| REQUIREMENT |
Determine the count of lines in the following entries that contain the string "more". Write only the number.

Records excerpted from a collection:
****************************************
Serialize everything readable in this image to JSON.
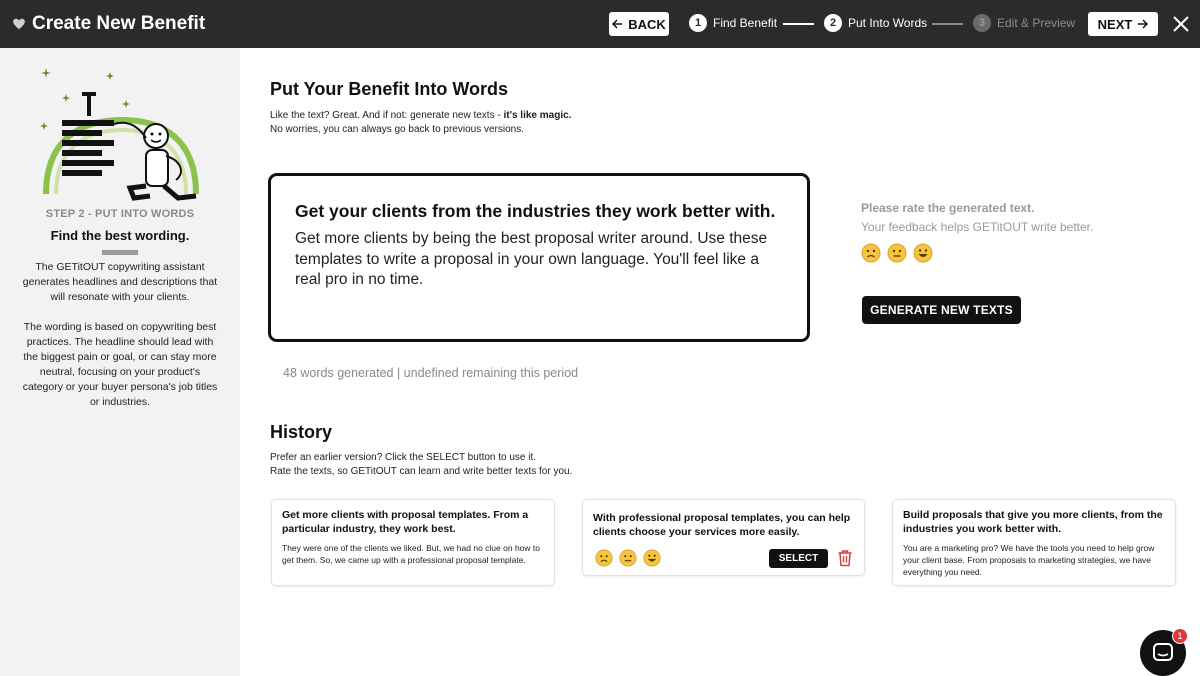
{
  "header": {
    "title": "Create New Benefit",
    "back_label": "BACK",
    "next_label": "NEXT",
    "steps": [
      {
        "num": "1",
        "label": "Find Benefit"
      },
      {
        "num": "2",
        "label": "Put Into Words"
      },
      {
        "num": "3",
        "label": "Edit & Preview"
      }
    ]
  },
  "sidebar": {
    "step_label": "STEP 2 - PUT INTO WORDS",
    "heading": "Find the best wording.",
    "para1": "The GETitOUT copywriting assistant generates headlines and descriptions that will resonate with your clients.",
    "para2": "The wording is based on copywriting best practices. The headline should lead with the biggest pain or goal, or can stay more neutral, focusing on your product's category or your buyer persona's job titles or industries."
  },
  "main": {
    "title": "Put Your Benefit Into Words",
    "intro_line1_prefix": "Like the text? Great. And if not: generate new texts - ",
    "intro_line1_bold": "it's like magic.",
    "intro_line2": "No worries, you can always go back to previous versions.",
    "generated": {
      "headline": "Get your clients from the industries they work better with.",
      "description": "Get more clients by being the best proposal writer around. Use these templates to write a proposal in your own language. You'll feel like a real pro in no time."
    },
    "word_count": "48 words generated | undefined remaining this period",
    "rating": {
      "title": "Please rate the generated text.",
      "subtitle": "Your feedback helps GETitOUT write better."
    },
    "generate_label": "GENERATE NEW TEXTS"
  },
  "history": {
    "title": "History",
    "intro_line1": "Prefer an earlier version? Click the SELECT button to use it.",
    "intro_line2": "Rate the texts, so GETitOUT can learn and write better texts for you.",
    "cards": [
      {
        "headline": "Get more clients with proposal templates. From a particular industry, they work best.",
        "description": "They were one of the clients we liked. But, we had no clue on how to get them. So, we came up with a professional proposal template."
      },
      {
        "headline": "With professional proposal templates, you can help clients choose your services more easily.",
        "description": ""
      },
      {
        "headline": "Build proposals that give you more clients, from the industries you work better with.",
        "description": "You are a marketing pro? We have the tools you need to help grow your client base. From proposals to marketing strategies, we have everything you need."
      }
    ],
    "select_label": "SELECT"
  },
  "chat": {
    "badge_count": "1"
  },
  "colors": {
    "topbar": "#2b2b2b",
    "sidebar": "#f2f2f2",
    "accent_green": "#8bc34a",
    "danger": "#d93b3b"
  }
}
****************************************
| WRITTEN ANSWER |
5